I am not a coffee drinker. Never have been. Stockholm is a coffee drinking town. In fact, Sweden is one of the largest coffee-consuming countries in the world. Coffee is such a big deal here that there is even a special word for having a cup of coffee: fika.
Fika means much more than just stopping to have a cup of coffee, however. It is a social institution. It means taking a break to have coffee and conversation with friends, family or co-workers. Fika time is used as a break at work or also to discuss issues. With a friend, it is a time to get caught up. With the coffee, you might also have some sort of sweet such as a kannelbulle (cinnaomon roll) or my favorite the chocolate ball.
I like the word fika and I like the concept. But when you don’t drink coffee, you can feel a bit like a social outcast here. Sure, I always go ahead and join in on fika. But drinking tea is just not the same somehow and most people will comment something like: you don’t drink coffee. How odd. In Italy this summer (where drinking coffee is also an institution), I even tried to learn how to drink coffee by ordering it with lots of milk. It didn’t work for me. It still tasted like coffee.
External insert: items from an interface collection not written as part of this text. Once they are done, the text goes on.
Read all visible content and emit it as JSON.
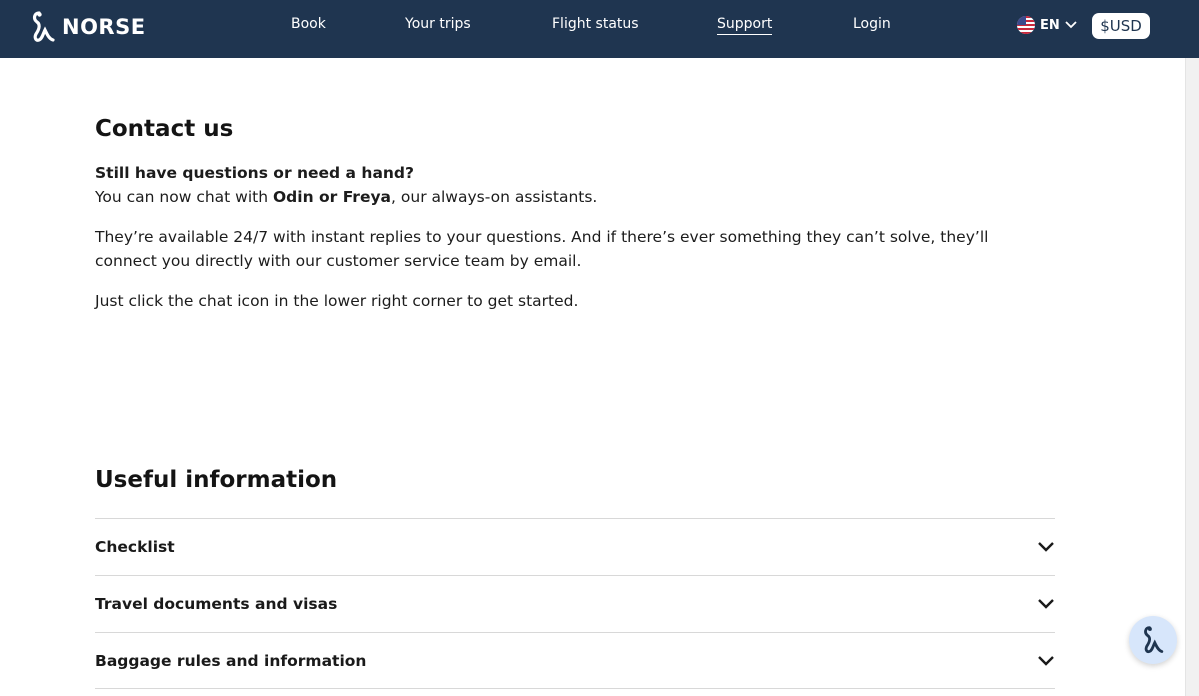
{
  "brand": {
    "name": "NORSE"
  },
  "nav": {
    "links": [
      "Book",
      "Your trips",
      "Flight status",
      "Support",
      "Login"
    ],
    "active": "Support",
    "language": "EN",
    "currency": "$USD"
  },
  "contact": {
    "title": "Contact us",
    "intro_bold": "Still have questions or need a hand?",
    "intro_prefix": "You can now chat with ",
    "assistants": "Odin or Freya",
    "intro_suffix": ", our always-on assistants.",
    "availability": "They’re available 24/7 with instant replies to your questions. And if there’s ever something they can’t solve, they’ll connect you directly with our customer service team by email.",
    "instruction": "Just click the chat icon in the lower right corner to get started."
  },
  "useful": {
    "title": "Useful information",
    "items": [
      "Checklist",
      "Travel documents and visas",
      "Baggage rules and information"
    ]
  },
  "colors": {
    "nav_bg": "#1f3550",
    "chat_bubble": "#d7e6fb"
  },
  "icons": {
    "logo": "norse-logo-icon",
    "flag": "us-flag-icon",
    "chevron": "chevron-down-icon",
    "chat": "chat-icon"
  }
}
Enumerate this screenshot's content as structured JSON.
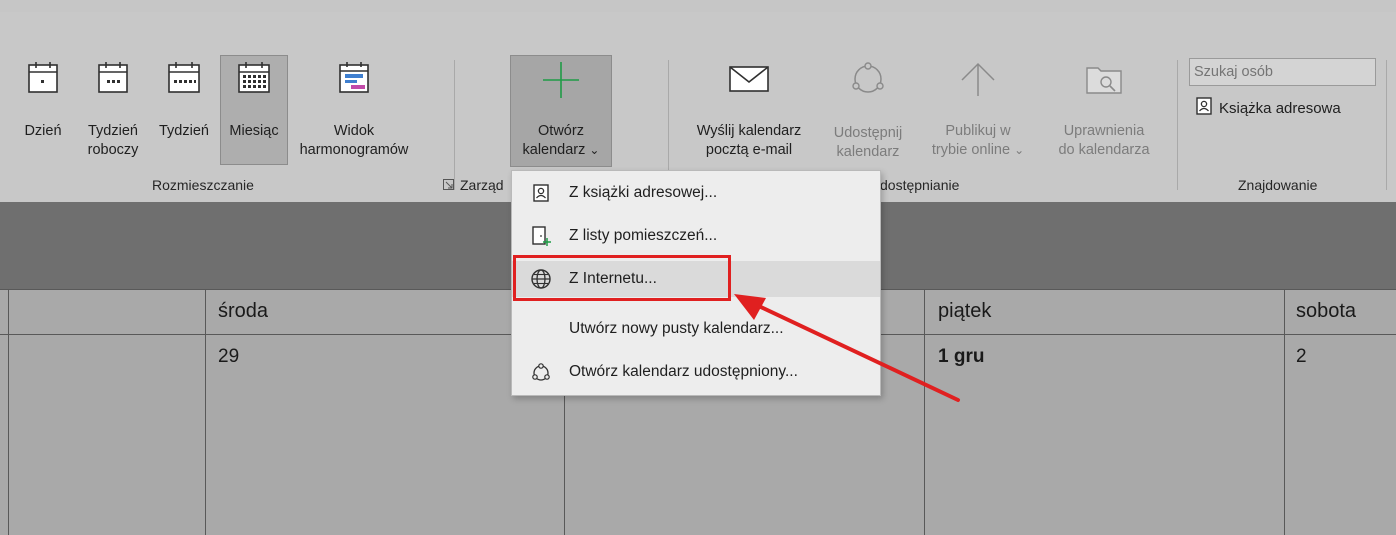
{
  "ribbon": {
    "arrange": {
      "day": "Dzień",
      "work_week": "Tydzień\nroboczy",
      "week": "Tydzień",
      "month": "Miesiąc",
      "schedule_view": "Widok\nharmonogramów",
      "group_label": "Rozmieszczanie",
      "active": "month"
    },
    "manage": {
      "open_calendar": "Otwórz\nkalendarz",
      "group_label_partial": "Zarząd"
    },
    "share": {
      "send_calendar": "Wyślij kalendarz\npocztą e-mail",
      "share_calendar": "Udostępnij\nkalendarz",
      "publish_online": "Publikuj w\ntrybie online",
      "calendar_permissions": "Uprawnienia\ndo kalendarza",
      "group_label_partial": "dostępnianie"
    },
    "find": {
      "search_placeholder": "Szukaj osób",
      "address_book": "Książka adresowa",
      "group_label": "Znajdowanie"
    },
    "dropdown_arrow": "⌄"
  },
  "open_calendar_menu": {
    "items": [
      {
        "label": "Z książki adresowej...",
        "icon": "address-book-icon"
      },
      {
        "label": "Z listy pomieszczeń...",
        "icon": "room-list-icon"
      },
      {
        "label": "Z Internetu...",
        "icon": "globe-icon",
        "highlighted": true
      },
      {
        "label": "Utwórz nowy pusty kalendarz...",
        "icon": ""
      },
      {
        "label": "Otwórz kalendarz udostępniony...",
        "icon": "shared-calendar-icon"
      }
    ]
  },
  "calendar": {
    "days": [
      {
        "name": "środa",
        "date": "29",
        "bold": false
      },
      {
        "name": "piątek",
        "date": "1 gru",
        "bold": true
      },
      {
        "name": "sobota",
        "date": "2",
        "bold": false
      }
    ]
  },
  "annotation": {
    "box_color": "#e02020",
    "arrow_color": "#e02020"
  }
}
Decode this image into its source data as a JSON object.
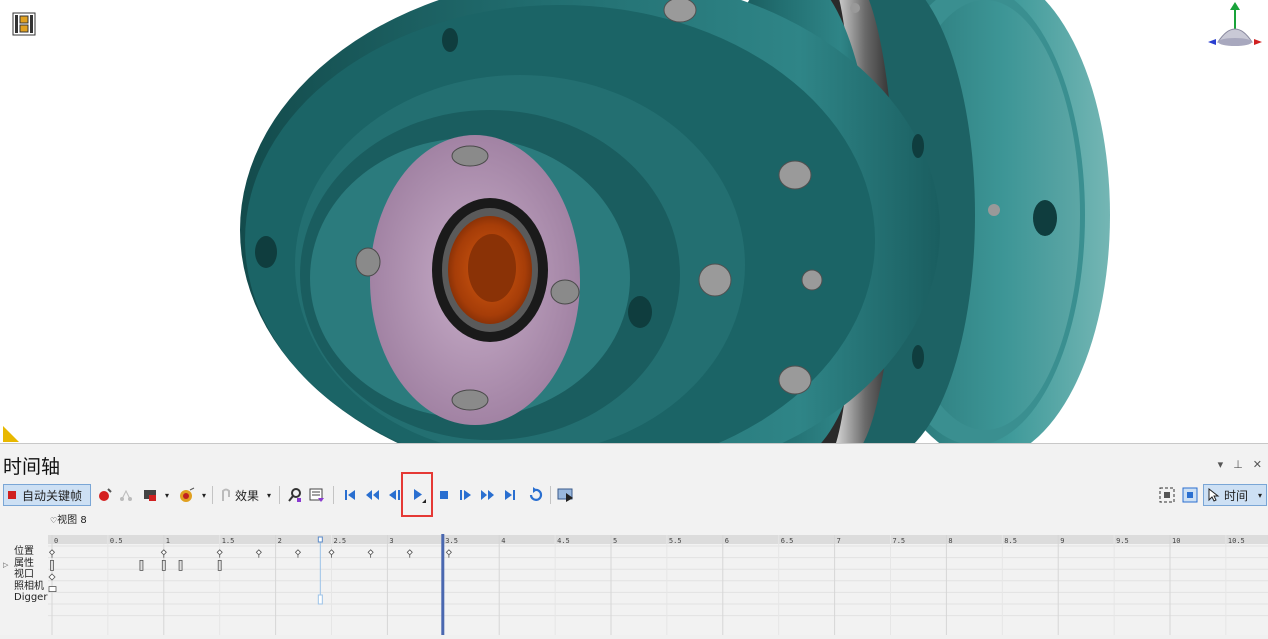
{
  "panel": {
    "title": "时间轴",
    "ctrl_dropdown": "▾",
    "ctrl_pin": "⊥",
    "ctrl_close": "✕"
  },
  "toolbar": {
    "auto_key_label": "自动关键帧",
    "effects_label": "效果",
    "time_label": "时间",
    "icons": [
      "record-key-icon",
      "path-icon",
      "camera-icon",
      "explode-icon",
      "effects-icon",
      "key-edit-icon",
      "filter-icon",
      "skip-start-icon",
      "fast-back-icon",
      "step-back-icon",
      "play-icon",
      "stop-icon",
      "step-forward-icon",
      "fast-forward-icon",
      "skip-end-icon",
      "loop-icon",
      "preview-icon",
      "fit-view-icon",
      "zoom-view-icon",
      "cursor-icon"
    ]
  },
  "view_label": "视图 8",
  "tracks": [
    "位置",
    "属性",
    "视口",
    "照相机",
    "Digger"
  ],
  "ruler": {
    "labels": [
      "0",
      "0.5",
      "1",
      "1.5",
      "2",
      "2.5",
      "3",
      "3.5",
      "4",
      "4.5",
      "5",
      "5.5",
      "6",
      "6.5",
      "7",
      "7.5",
      "8",
      "8.5",
      "9",
      "9.5",
      "10",
      "10.5"
    ],
    "unit_seconds_start": 0,
    "unit_seconds_end": 10.5
  },
  "current_time": 3.5,
  "selected_marker_time": 2.4,
  "keyframes": {
    "position": [
      0,
      1,
      1.5,
      1.85,
      2.2,
      2.5,
      2.85,
      3.2,
      3.55
    ],
    "property": [
      0,
      0.8,
      1,
      1.15,
      1.5
    ],
    "viewport": [
      0
    ]
  },
  "colors": {
    "accent": "#4a6fb3",
    "playhead": "#4a68b0",
    "highlight": "#e53935",
    "body_teal": "#1f6f70",
    "disc_pink": "#b294b5",
    "hub_orange": "#b4490f"
  }
}
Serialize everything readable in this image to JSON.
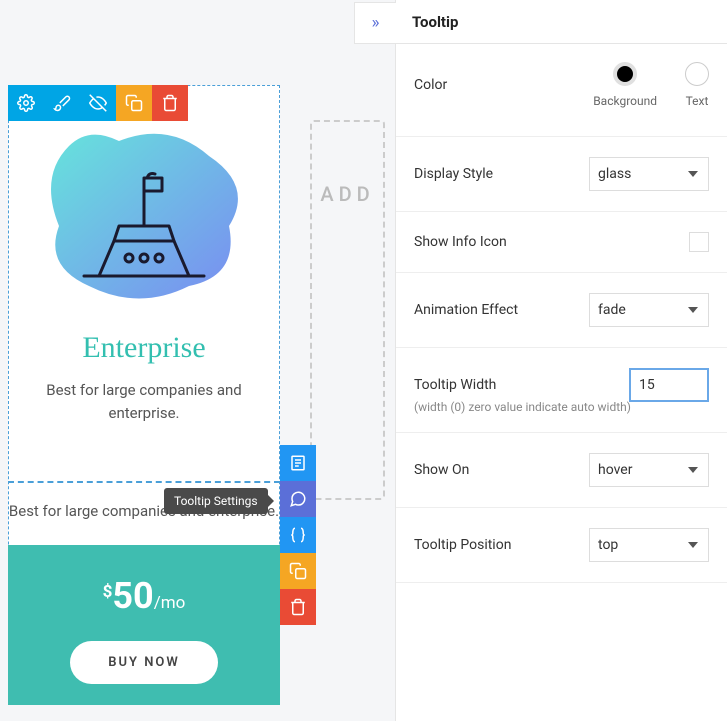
{
  "panel": {
    "title": "Tooltip",
    "color_label": "Color",
    "color_bg": "Background",
    "color_text": "Text",
    "display_style_label": "Display Style",
    "display_style_value": "glass",
    "show_info_label": "Show Info Icon",
    "anim_label": "Animation Effect",
    "anim_value": "fade",
    "width_label": "Tooltip Width",
    "width_value": "15",
    "width_hint": "(width (0) zero value indicate auto width)",
    "show_on_label": "Show On",
    "show_on_value": "hover",
    "position_label": "Tooltip Position",
    "position_value": "top"
  },
  "card": {
    "title": "Enterprise",
    "desc": "Best for large companies and enterprise.",
    "desc2": "Best for large companies and enterprise.",
    "currency": "$",
    "amount": "50",
    "per": "/mo",
    "buy": "BUY NOW"
  },
  "tooltip_badge": "Tooltip Settings",
  "add_text": "ADD"
}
Robert tells me that maybe I will grow up someday and like coffee. But just not now.